For this exercise, copy each line of the records that contains the word "title".

── Data records ──

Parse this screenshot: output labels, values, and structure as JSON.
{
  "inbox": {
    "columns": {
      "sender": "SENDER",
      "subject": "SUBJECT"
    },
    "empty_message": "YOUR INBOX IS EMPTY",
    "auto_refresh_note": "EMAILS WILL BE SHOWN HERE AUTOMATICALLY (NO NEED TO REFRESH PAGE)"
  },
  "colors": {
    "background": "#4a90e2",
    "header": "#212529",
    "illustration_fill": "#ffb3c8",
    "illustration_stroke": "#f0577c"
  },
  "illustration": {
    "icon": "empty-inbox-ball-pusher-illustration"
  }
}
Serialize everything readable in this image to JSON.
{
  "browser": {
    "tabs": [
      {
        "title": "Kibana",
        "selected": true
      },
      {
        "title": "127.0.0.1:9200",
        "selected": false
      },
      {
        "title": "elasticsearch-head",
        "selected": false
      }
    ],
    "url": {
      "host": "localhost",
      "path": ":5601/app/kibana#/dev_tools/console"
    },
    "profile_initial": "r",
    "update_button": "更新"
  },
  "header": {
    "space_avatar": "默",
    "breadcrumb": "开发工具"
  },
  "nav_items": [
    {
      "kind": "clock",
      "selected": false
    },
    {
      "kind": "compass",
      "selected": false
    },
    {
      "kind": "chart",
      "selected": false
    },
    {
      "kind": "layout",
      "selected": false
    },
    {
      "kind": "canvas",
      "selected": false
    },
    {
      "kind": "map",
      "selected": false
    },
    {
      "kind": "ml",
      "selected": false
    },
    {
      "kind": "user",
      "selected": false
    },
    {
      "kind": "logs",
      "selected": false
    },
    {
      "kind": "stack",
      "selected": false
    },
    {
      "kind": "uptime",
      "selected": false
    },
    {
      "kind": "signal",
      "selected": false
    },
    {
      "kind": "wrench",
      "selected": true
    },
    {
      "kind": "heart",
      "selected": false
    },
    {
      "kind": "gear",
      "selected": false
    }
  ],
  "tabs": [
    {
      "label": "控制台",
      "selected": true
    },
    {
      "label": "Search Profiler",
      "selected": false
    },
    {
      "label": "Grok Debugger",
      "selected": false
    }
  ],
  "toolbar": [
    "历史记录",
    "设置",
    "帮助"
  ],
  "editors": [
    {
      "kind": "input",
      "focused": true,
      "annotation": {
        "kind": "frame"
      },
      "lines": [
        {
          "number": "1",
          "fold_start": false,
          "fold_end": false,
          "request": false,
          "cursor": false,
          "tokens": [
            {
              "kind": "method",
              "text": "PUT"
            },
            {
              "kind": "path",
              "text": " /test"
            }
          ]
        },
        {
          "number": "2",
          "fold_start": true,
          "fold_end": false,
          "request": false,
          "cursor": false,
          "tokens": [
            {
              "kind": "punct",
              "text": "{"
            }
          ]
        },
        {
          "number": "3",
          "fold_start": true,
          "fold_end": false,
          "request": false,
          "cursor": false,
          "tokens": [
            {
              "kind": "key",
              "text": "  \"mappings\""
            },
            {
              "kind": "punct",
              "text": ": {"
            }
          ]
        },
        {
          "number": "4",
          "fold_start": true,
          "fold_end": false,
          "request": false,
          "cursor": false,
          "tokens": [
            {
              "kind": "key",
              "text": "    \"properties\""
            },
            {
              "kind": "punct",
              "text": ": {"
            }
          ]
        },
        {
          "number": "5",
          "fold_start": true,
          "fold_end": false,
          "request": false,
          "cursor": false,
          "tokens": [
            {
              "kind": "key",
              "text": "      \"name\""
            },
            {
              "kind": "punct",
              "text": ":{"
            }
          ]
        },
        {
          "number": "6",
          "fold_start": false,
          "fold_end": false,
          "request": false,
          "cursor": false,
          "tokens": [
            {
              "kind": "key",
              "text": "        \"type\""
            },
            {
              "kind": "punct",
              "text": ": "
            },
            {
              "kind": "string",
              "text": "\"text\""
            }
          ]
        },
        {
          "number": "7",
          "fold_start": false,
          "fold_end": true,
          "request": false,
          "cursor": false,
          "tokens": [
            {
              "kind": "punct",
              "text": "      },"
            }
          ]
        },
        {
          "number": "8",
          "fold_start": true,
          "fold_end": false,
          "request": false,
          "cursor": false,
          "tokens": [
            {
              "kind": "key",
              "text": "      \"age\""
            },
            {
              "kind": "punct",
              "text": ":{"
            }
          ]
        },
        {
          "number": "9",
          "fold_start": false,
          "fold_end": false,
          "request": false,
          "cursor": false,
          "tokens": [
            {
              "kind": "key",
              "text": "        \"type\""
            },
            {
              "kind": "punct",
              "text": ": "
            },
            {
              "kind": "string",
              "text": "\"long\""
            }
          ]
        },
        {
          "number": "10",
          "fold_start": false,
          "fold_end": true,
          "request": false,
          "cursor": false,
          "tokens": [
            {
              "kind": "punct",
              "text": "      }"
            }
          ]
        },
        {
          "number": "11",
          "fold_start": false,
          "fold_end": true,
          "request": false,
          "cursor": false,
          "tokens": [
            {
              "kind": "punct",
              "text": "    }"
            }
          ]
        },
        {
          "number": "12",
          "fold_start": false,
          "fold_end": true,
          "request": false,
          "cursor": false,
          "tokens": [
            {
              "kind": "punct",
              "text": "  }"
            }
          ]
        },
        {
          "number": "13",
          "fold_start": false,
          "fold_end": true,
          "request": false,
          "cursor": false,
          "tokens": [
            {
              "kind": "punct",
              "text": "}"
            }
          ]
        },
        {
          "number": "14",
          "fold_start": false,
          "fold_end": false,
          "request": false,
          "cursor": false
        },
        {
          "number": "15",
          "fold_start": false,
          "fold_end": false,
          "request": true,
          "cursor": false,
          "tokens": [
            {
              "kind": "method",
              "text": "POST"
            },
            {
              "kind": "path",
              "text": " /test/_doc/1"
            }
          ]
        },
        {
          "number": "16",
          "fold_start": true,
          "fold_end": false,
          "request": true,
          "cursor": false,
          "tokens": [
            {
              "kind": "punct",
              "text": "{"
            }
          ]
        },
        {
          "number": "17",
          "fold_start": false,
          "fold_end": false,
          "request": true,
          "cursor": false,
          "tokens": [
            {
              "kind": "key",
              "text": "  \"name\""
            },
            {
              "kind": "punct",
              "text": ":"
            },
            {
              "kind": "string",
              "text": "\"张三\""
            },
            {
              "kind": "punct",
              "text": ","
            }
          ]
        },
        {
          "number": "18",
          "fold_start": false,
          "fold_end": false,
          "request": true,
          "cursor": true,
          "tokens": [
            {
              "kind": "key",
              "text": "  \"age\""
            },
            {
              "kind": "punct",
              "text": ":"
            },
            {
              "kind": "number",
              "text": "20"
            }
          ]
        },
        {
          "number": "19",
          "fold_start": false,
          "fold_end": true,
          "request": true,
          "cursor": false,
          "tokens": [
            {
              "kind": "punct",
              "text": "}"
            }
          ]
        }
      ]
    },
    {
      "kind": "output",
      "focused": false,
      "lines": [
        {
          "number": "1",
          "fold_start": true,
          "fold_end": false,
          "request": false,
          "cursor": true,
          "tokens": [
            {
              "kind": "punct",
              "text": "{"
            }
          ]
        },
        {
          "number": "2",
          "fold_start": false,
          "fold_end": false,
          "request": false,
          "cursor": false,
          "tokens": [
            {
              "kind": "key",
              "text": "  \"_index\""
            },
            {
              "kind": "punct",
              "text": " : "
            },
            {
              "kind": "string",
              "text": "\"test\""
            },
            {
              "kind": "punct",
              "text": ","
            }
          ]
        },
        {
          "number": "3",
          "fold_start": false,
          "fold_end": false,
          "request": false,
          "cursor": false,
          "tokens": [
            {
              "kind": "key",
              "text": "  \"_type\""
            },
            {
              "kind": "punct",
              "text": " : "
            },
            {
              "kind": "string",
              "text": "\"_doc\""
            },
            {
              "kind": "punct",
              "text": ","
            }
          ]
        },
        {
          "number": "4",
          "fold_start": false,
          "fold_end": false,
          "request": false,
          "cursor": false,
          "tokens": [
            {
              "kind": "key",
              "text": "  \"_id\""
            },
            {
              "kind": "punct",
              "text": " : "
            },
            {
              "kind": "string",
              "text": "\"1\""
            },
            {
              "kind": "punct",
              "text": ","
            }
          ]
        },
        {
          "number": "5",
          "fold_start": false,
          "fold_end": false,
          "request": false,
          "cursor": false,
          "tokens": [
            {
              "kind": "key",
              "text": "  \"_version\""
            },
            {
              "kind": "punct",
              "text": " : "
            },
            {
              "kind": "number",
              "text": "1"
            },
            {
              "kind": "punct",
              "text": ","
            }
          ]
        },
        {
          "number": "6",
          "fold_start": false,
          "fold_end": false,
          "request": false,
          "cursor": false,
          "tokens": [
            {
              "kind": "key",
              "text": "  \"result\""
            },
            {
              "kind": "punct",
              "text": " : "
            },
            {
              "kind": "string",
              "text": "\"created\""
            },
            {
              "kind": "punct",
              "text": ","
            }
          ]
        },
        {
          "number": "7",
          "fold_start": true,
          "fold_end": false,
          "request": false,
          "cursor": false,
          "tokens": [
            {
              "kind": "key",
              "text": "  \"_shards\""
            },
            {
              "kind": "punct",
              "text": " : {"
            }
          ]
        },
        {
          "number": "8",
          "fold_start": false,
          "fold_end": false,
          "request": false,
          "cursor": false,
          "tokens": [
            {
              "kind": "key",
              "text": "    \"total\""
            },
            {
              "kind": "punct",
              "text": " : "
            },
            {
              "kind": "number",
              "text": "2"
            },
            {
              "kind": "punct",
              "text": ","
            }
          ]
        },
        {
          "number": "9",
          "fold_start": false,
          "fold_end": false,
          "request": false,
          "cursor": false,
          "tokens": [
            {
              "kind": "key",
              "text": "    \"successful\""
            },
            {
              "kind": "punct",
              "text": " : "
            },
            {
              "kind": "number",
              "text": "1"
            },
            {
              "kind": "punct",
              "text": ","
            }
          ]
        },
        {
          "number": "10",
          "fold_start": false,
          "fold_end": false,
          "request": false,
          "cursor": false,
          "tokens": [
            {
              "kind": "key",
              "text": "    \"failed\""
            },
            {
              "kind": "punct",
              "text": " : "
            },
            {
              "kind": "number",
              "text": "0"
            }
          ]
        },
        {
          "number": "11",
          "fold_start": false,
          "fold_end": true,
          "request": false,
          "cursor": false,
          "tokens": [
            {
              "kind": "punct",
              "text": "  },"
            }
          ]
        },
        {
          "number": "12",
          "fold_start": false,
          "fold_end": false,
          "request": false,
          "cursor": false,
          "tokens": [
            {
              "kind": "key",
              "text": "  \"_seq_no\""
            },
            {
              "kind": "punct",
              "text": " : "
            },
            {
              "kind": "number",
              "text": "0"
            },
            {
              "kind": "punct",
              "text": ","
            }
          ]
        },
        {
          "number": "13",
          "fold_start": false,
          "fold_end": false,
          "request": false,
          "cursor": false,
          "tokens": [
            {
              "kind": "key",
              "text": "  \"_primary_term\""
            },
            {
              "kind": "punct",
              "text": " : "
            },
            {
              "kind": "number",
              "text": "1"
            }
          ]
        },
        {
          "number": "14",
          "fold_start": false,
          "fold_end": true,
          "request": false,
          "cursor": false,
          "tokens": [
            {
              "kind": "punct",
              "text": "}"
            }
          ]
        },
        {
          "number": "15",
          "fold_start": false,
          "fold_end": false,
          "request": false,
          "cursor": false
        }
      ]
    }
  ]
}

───

→ **Solution to the exercise**
        "title": "Kibana",
        "title": "127.0.0.1:9200",
        "title": "elasticsearch-head",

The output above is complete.